A full-term pregnancy typically lasts about 40 weeks. Labor that begins before 37 weeks is considered “preterm” or premature. Once hospital staff discovered Chitupatham was four centimeters dilated, things happened quickly. “I was completely overwhelmed,” she remembers. “One minute I was making dinner plans and the next I was admitted to the hospital.”
Two days later, on Monday, June 9, 2014, baby Alyssa entered the world weighing just two pounds, 15 ounces.
Like nearly one in 10 babies born each year in the United States, Alyssa was born prematurely. The next stop for the tiny baby was the Neonatal Intensive Care Unit (NICU) — a Level III NICU that is well-suited to care for babies like Alyssa.
“I knew she was in the right place,” Chitupatham says. “But, it was tough leaving the hospital without her.” Delivering early can take an emotional toll on a new mother. During Alyssa’s nearly six-week stay in the NICU, the recovering mom came to rely on her care team for updates when she couldn’t be there herself. “The staff was absolutely great,” she says. “I knew they cared about Alyssa, not just for her. That was everything to me.”
The new mother also discovered a valuable resource in the March of Dimes®. “You feel like you’re the only one experiencing these challenges,” she explains. “It was nice to be involved in a community of people who understood.” That kind of support can be especially important when a baby requires additional care, which can add stressors like frequent appointments and worry about reaching milestones. “Community support is so vital,” says Chitupatham. “The March of Dimes helped connect me to moms with similar stories. I learned how essential it is to take care of myself, too — physically, emotionally and mentally.”
In fact, the March of Dimes became so important to Chitupatham that she now volunteers for the organization – helping to spread awareness and raise funds. Volunteering also helps her teach the now 5-year-old Alyssa a valuable lesson in giving back.

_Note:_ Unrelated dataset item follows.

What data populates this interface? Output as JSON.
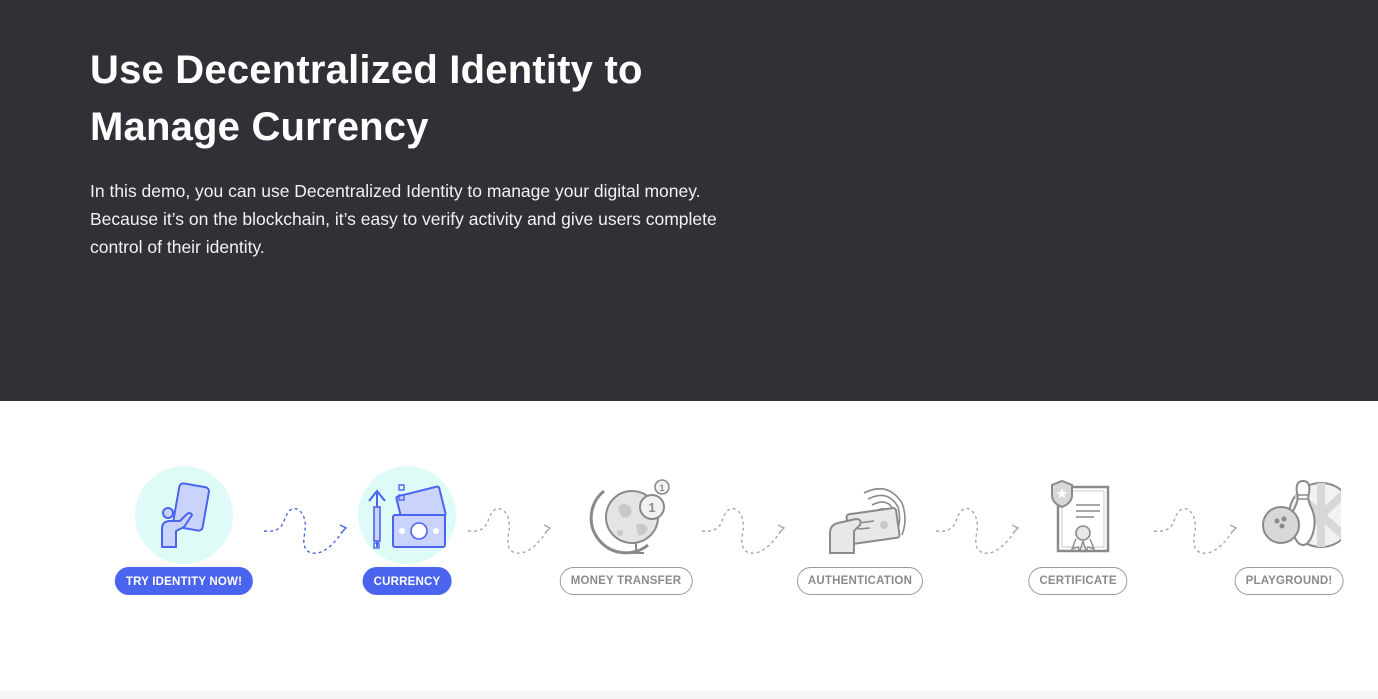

As for Alyssa, she’s thriving. “Since bringing her home, we’ve had our share of complications regarding her health, but she is a fighter and we are truly so blessed. To me, she turned out perfect,” the proud mother beams about her lively little girl who loves dancing, singing, drawing, watching cartoons and playing outside riding her scooter, bike or roller skates. “She loves dogs, too,” her mom adds. “Especially dogs.” Puppy, Violet, is the latest addition to the family. “She and Violet are best pals who do everything together,” Chitupatham adds happily. “It’s been quite the journey already but we’re excited for all the adventures that lie ahead. I just want Alyssa to experience it all.”
Volunteer Cuddlers Comfort Tiny Patients

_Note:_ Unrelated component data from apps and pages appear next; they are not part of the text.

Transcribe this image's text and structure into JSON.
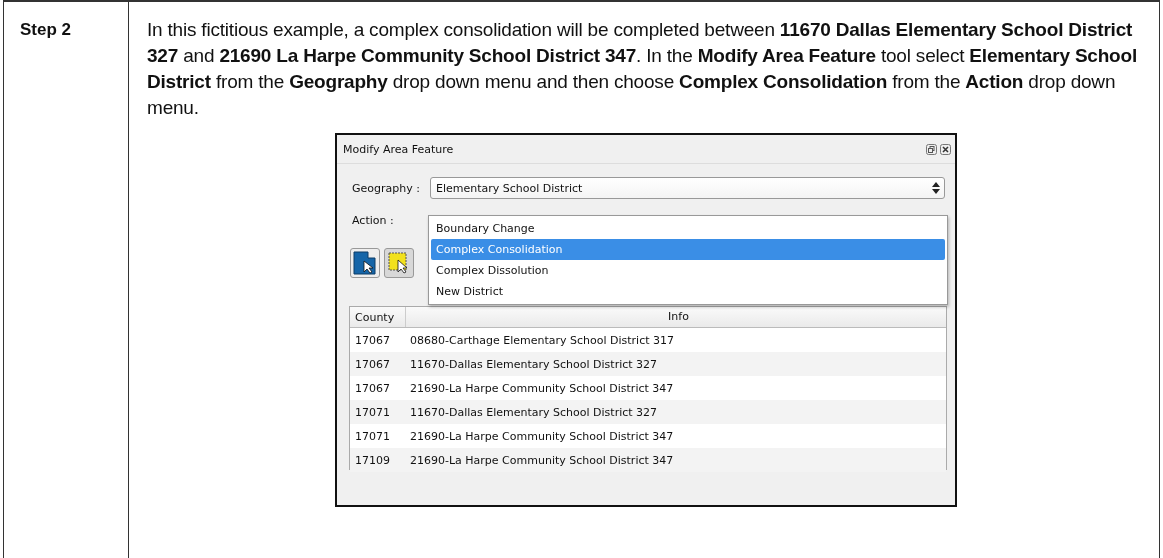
{
  "step": {
    "label": "Step 2",
    "text": "In this fictitious example, a complex consolidation will be completed between **11670 Dallas Elementary School District 327** and **21690 La Harpe Community School District 347**. In the **Modify Area Feature** tool select **Elementary School District** from the **Geography** drop down menu and then choose **Complex Consolidation** from the **Action** drop down menu."
  },
  "dialog": {
    "title": "Modify Area Feature",
    "geography": {
      "label": "Geography :",
      "value": "Elementary School District"
    },
    "action": {
      "label": "Action :",
      "options": [
        {
          "label": "Boundary Change",
          "selected": false
        },
        {
          "label": "Complex Consolidation",
          "selected": true
        },
        {
          "label": "Complex Dissolution",
          "selected": false
        },
        {
          "label": "New District",
          "selected": false
        }
      ]
    },
    "table": {
      "columns": [
        "County",
        "Info"
      ],
      "rows": [
        [
          "17067",
          "08680-Carthage Elementary School District 317"
        ],
        [
          "17067",
          "11670-Dallas Elementary School District 327"
        ],
        [
          "17067",
          "21690-La Harpe Community School District 347"
        ],
        [
          "17071",
          "11670-Dallas Elementary School District 327"
        ],
        [
          "17071",
          "21690-La Harpe Community School District 347"
        ],
        [
          "17109",
          "21690-La Harpe Community School District 347"
        ]
      ]
    }
  }
}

When volunteer Bill Hardenberg arrives at the Neonatal Intensive Care Unit each Tuesday afternoon, his mission is clear: to cuddle tiny patients until they settle down and fall asleep. “It’s extremely peaceful for both the baby and the cuddler,” says Hardenberg, who has been volunteering in the Summerlin Hospital NICU for three years. “The greatest enjoyment we receive is watching a baby who is uncomfortable relax in our arms.”
Hardenberg’s experience, first to his 12 cousins who lived next door while he was growing up, and then as a father of two and grandfather of three, shows as he gently rocks and soothes fussy babies into a contented, peaceful sleep.
“We love our cuddlers,” said Linda LaPointe, NICU manager. “They are an extension of our NICU team, and an extra pair of loving arms who help our little ones and provide extra attention when their parents aren’t able to be there.”